Knight’s Early Life and Education
Frank H. Knight (1885–1972) was born in White Oak Township in rural McLean County, Illinois, not far from the twin cities of Normal-Bloomington, in the central part of the state.
Knight attended the University of Tennessee for his undergraduate education, before moving on to Cornell University for his graduate work. He obtained his PhD from Cornell in 1916.
After his schooling was completed, Knight’s first academic job was at the University of Iowa, where he taught economics from 1919 until 1927.
In 1927, Knight moved to the University of Chicago, where he taught until retiring and being given emeritus status in 1952.
Knight is considered to be the founder of the “Chicago school of economics.” He counted many future Nobel laureates among his students, including Milton Friedman, George Stigler, and James M. Buchanan.

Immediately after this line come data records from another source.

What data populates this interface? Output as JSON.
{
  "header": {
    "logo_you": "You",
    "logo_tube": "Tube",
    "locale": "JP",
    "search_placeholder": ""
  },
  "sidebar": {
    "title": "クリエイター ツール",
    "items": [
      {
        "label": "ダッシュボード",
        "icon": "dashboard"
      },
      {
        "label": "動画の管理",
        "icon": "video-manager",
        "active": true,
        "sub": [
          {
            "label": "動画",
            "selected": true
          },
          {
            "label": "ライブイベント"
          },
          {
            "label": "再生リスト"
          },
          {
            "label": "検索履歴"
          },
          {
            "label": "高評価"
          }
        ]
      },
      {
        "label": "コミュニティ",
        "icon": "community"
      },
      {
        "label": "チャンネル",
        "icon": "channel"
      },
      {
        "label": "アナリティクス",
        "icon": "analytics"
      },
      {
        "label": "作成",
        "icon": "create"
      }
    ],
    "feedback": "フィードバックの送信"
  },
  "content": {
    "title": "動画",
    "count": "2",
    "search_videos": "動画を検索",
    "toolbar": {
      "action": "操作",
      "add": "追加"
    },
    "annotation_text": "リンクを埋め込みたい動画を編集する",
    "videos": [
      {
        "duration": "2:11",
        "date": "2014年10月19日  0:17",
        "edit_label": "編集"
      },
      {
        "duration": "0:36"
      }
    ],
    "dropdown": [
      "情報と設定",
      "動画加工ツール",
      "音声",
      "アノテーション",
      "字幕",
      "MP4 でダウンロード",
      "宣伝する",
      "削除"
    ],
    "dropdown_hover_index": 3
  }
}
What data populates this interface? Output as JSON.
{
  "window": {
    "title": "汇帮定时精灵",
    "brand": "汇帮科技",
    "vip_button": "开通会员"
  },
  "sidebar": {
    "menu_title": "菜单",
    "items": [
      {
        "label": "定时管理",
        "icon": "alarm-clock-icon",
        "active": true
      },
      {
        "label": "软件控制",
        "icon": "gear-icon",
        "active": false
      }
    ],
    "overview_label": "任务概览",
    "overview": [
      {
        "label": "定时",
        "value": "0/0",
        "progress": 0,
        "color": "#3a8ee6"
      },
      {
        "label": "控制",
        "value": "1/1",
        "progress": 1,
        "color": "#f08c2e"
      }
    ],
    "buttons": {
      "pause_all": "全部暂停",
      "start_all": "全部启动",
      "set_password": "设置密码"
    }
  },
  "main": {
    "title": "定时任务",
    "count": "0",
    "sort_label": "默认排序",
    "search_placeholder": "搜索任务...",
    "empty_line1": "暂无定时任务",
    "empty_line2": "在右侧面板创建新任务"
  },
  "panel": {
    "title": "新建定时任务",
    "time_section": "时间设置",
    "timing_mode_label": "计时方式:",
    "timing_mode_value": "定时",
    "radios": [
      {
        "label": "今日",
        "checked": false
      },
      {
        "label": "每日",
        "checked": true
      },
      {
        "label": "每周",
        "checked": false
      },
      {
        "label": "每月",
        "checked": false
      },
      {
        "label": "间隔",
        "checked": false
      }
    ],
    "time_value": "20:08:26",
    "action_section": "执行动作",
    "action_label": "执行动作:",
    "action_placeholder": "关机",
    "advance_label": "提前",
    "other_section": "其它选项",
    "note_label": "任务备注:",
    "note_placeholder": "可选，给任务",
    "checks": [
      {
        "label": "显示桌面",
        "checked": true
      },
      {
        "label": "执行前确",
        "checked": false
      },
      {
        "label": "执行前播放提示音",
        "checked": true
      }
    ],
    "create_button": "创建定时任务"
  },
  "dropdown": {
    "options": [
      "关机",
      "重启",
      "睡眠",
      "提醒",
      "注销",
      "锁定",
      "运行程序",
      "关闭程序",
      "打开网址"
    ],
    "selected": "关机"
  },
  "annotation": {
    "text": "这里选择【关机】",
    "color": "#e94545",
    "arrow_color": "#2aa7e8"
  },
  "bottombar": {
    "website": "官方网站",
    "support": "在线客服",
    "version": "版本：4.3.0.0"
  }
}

While not as doctrinaire as the Austrian economists, Knight was committed to allowing the market to operate freely, unfettered by unnecessary government rules and regulations.
Knight is perhaps best known for his distinction—which lies at the heart of his first and best-known book (see below)—between risk and uncertainty.
According to Knight’s analysis, risk involves a situation in which the outcome itself is unknown but is known to be subject to a certain probability distribution. Uncertainty, on the other hand, involves both an uncertain outcome and an uncertain probability distribution.
Knight argued that these two fundamentally different kinds of situations give rise to different conditions of competition and different profit expectations.
During the 1920s, Knight engaged in a well-known public debate with Arthur C. Pigou about the problem of social costs.
Knight is also famous for his contribution to the argument in favor of toll roads, noting that privately owned roads would set tolls to reduce congestion to its efficient level.
Knight later extended this reasoning to the analysis of traffic equilibrium, in general, summarizing his fundamental idea as follows:
Suppose that between two points there are two highways, one of which is broad enough to accommodate without crowding all the traffic which may care to use it, but is poorly graded and surfaced; while the other is a much better road, but narrow and quite limited in capacity. If a large number of trucks operate between the two termini and are free to choose either of the two routes, they will tend to distribute themselves between the roads in such proportions that the cost per unit of transportation, or effective returns per unit of investment, will be the same for every truck on both routes. As more trucks use the narrower and better road, congestion develops, until at a certain point it becomes equally profitable to use the broader but poorer highway.
In 1947, Knight became one of the co-founders of the free market–oriented Mont Pèlerin Society, originally based on Lake Geneva, in Switzerland.
Knight’s Major Publications
“Cost of Production and Price Over Long and Short Periods,” Journal of Political Economy, 29: 304–335 (1921).
Risk, Uncertainty, and Profit (1921).
“Some Fallacies in the Interpretation of Social Cost,” Quarterly Journal of Economics, 38: 582–606 (1924).
The Economic Organization (1933).
The Ethics of Competition and Other Essays (1935).
“‘What is Truth’ in Economics?,” Journal of Political Economy, 48, 1–32 (1940).
“Fact and Value in Social Science,” in Ruth Nanda Anshen, ed., Science and Man: Twenty-four Original Essays (1942).
The Economic Order and Religion, with Thornton Ward Merriam (1945).
Freedom and Reform: Essays in Economics and Social Philosophy (1947).
“The Role of Principles in Economics and Politics,” American Economic Review, 41: 1–29 (1951).
On the History and Methods of Economics: Selected Essays (1956).
Intelligence and Democratic Action (1960).
“Laissez Faire: Pro and Con,” Journal of Political Economy, 75: 782–795 (1967).
Selected Essays by Frank H. Knight, Volume 1: “What is Truth” in Economics?, edited by Ross B. Emmett (1999).
Selected Essays by Frank H. Knight, Volume 2: Laissez Faire: Pro and Con, edited by Ross B. Emmett (out of print) (1999).
Selected Books about Knight and the Chicago School
Applebaum, Benyamin, The Economists’ Hour: False Prophets, Free Markets, and the Fracture of Society (2019).
Cowan, David, Frank H. Knight: Prophet of Freedom (2016).
Ebenstein, Lanny, Chicagonomics: The Evolution of Chicago Free Market Economics (2015).
Emmett, Ross B., Frank Knight and the Chicago School in American Economics (2009).
Emmett, Ross B., ed., The Elgar Companion to the Chicago School of Economics (2010).
Nash, Stephan John, Cost, Uncertainty and Welfare: Frank Knight’s Theory of Imperfect Competition (2018).
Overtveldt, Johan Van, The Chicago School: How the University of Chicago Assembled the Thinkers Who Revolutionized Economics and Business (2007).
Skousen, Mark, Vienna and Chicago, Friends or Foes?: A Tale of Two Schools of Free-Market Economics (2005).